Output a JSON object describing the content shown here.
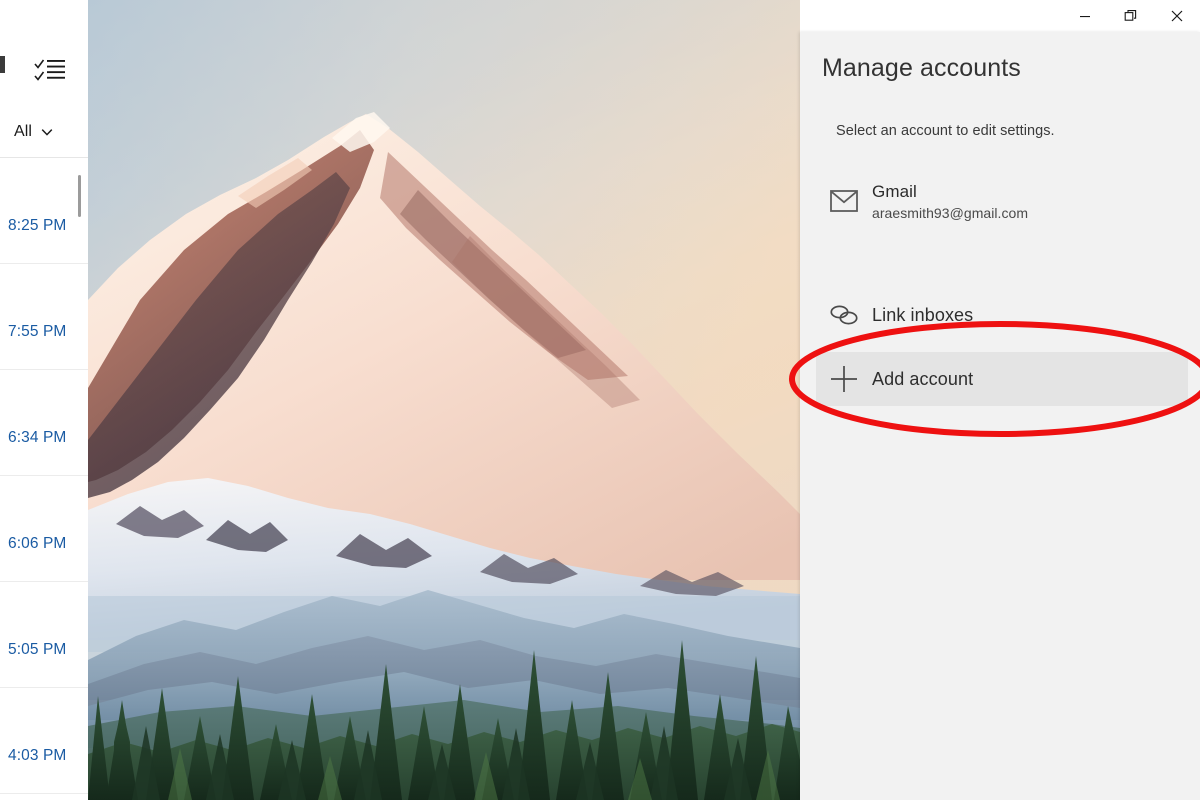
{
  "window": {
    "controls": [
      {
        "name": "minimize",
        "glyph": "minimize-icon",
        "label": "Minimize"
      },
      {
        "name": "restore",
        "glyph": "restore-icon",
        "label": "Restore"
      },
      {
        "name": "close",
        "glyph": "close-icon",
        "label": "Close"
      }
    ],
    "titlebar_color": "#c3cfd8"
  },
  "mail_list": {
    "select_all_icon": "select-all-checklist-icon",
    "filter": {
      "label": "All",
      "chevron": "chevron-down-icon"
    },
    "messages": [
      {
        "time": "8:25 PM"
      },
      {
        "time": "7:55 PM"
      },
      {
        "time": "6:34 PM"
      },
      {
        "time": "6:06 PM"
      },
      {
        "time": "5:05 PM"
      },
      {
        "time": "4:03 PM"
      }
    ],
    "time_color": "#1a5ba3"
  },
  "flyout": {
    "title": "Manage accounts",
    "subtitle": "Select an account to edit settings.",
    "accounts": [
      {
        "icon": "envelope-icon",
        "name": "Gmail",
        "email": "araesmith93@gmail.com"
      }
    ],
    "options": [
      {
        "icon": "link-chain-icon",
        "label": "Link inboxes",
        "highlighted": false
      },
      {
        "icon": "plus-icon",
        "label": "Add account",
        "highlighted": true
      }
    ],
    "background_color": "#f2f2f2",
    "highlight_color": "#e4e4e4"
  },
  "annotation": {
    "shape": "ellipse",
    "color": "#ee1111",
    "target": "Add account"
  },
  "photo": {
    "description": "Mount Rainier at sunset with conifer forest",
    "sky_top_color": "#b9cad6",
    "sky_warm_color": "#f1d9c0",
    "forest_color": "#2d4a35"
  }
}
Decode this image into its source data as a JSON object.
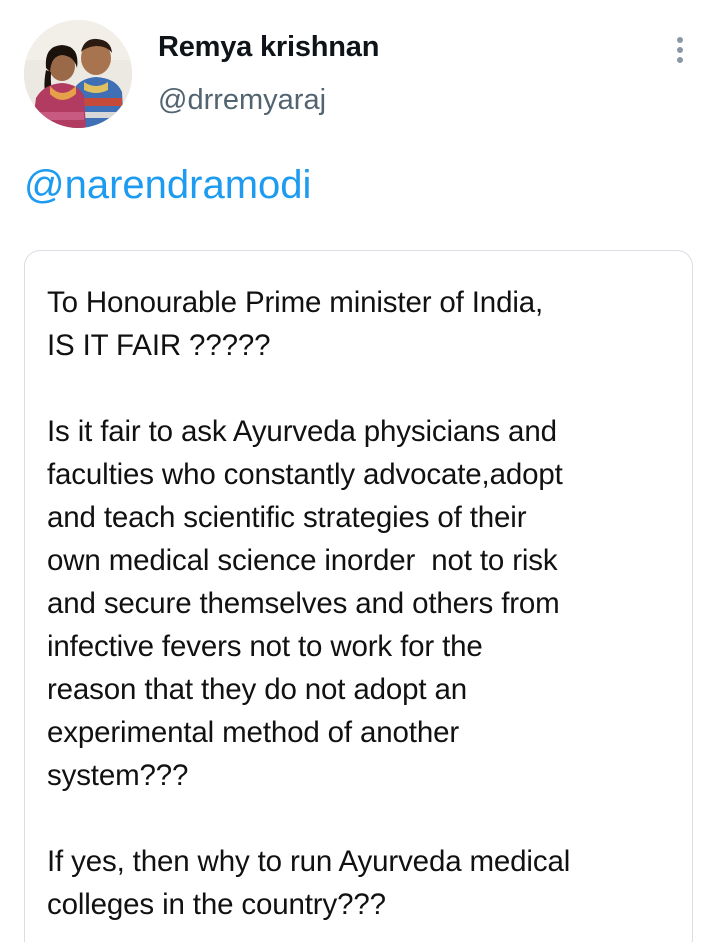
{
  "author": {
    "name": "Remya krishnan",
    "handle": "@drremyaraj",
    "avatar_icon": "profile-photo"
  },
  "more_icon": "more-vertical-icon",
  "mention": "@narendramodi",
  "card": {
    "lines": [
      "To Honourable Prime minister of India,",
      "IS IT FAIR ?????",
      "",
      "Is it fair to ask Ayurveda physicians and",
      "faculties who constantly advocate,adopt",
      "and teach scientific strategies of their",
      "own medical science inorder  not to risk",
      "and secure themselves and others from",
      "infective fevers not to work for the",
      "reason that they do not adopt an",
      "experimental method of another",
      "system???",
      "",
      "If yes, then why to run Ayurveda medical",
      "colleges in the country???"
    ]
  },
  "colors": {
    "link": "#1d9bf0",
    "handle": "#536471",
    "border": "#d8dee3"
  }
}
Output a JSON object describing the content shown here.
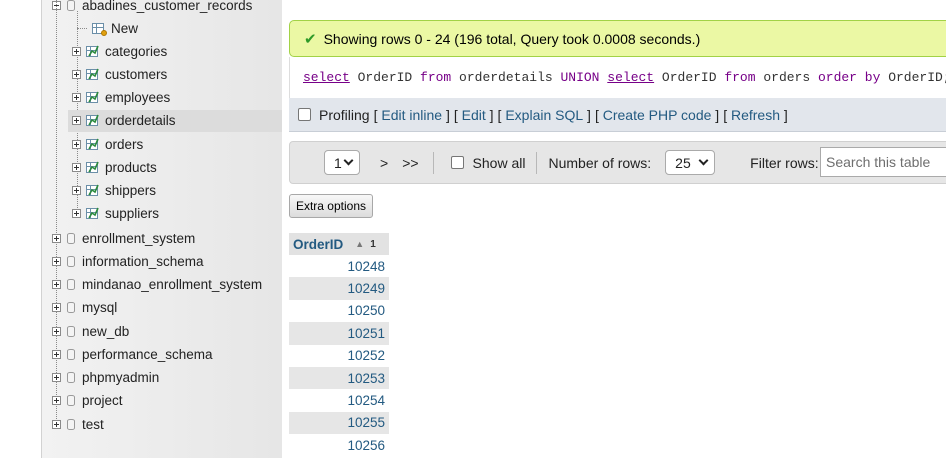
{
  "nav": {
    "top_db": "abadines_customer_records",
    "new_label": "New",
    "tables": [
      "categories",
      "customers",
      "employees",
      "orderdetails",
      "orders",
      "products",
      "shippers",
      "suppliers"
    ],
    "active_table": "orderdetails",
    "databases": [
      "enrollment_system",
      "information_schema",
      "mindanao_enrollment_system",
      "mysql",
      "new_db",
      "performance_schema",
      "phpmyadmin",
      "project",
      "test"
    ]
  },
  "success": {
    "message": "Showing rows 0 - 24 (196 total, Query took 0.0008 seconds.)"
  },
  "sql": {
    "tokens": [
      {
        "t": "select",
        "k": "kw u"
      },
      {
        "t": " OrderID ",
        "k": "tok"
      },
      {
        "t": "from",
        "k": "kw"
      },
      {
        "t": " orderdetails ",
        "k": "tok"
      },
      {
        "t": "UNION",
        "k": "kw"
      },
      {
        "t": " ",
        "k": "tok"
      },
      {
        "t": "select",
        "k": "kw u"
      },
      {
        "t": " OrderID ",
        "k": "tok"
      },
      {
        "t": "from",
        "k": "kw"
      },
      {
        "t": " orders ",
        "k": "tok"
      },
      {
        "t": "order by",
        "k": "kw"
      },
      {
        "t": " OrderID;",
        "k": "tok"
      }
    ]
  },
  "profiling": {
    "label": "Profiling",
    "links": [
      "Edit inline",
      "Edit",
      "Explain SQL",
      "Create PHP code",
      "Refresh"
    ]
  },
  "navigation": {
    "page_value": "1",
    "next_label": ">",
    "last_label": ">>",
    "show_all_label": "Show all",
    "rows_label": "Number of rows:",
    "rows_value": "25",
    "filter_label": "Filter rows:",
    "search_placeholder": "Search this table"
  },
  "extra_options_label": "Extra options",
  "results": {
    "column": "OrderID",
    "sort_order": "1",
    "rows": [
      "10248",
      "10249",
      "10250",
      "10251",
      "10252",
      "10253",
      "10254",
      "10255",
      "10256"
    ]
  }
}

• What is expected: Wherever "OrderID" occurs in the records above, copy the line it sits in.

• Response area:
        "t": " OrderID ",
        "t": " OrderID ",
        "t": " OrderID;",
    "column": "OrderID",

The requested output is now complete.